The easiest way to compare movers is to get binding estimates or estimates with a binding maximum. If you don’t yet know which items you will move, you can use a nonbinding estimate for the long-haul charges. Get estimates in writing, and understand what each estimate does and does not include. Not getting a binding total price for the packing and packaging materials portion of the job is risky, however, because you’ll have no way to make sure the company packs efficiently.
The table below includes illustrative prices for three long-distance moves quoted to our mystery shoppers by phone.

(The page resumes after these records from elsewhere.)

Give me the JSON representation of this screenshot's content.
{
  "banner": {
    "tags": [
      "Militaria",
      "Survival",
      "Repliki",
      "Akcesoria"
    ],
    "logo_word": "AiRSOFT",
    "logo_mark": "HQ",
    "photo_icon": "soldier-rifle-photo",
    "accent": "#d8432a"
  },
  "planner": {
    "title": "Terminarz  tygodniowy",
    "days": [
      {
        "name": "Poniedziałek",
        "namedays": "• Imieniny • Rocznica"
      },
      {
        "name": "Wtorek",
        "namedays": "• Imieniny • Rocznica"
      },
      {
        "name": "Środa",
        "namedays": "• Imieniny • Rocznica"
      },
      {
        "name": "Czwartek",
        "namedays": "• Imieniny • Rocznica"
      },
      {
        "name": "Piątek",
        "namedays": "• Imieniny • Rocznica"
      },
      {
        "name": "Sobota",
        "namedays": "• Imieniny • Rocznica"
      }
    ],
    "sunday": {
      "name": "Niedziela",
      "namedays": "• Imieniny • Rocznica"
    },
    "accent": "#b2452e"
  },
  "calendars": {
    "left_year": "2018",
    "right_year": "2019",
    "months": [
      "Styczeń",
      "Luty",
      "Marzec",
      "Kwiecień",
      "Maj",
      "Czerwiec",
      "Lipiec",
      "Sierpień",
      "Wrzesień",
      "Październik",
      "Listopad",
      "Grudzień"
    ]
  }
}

No packing is included (because estimates for packing can’t be given by phone). We for the most part found big price differences.
|Move 8,000 pounds of goods 370 miles from Oakland to Los Angeles||Move 9,000 pounds of goods 840 miles from Palo Alto to Seattle||Move 10,000 pounds of goods 2,800 miles from San Francisco to Washington, DC|
|Advanced Moving Company||$3,138||$500|
|Cummings Moving & Storage||$4,500-5,000||$475||$4,800||$600||$9,400||No quote|
|Foster Van Lines||$3,200-$3,500||$725||$4,730||$570||$8,500||$570|
|Johnson & Daily Moving & Storage||$6,960||$750||$9,437||$602|
|Mont-Rose Moving Systems||$3,200-$3,600||$625||$4,371||$480||$7,200-$8,000||$400|
|Shamrock Moving & Storage||$3,425||$475||$8,925||$570|
|Waters Moving & Storage||$7,500-$8,500||$500||$9,000-$15,000||$900|
|1Prices were quoted via phone to Checkbook's mystery shoppers and are for moving only (customer will pick pack)
2$50,000 of full replacement value coverage with no deductible.
3$60,000 of full replacement valur coverage with no deductible.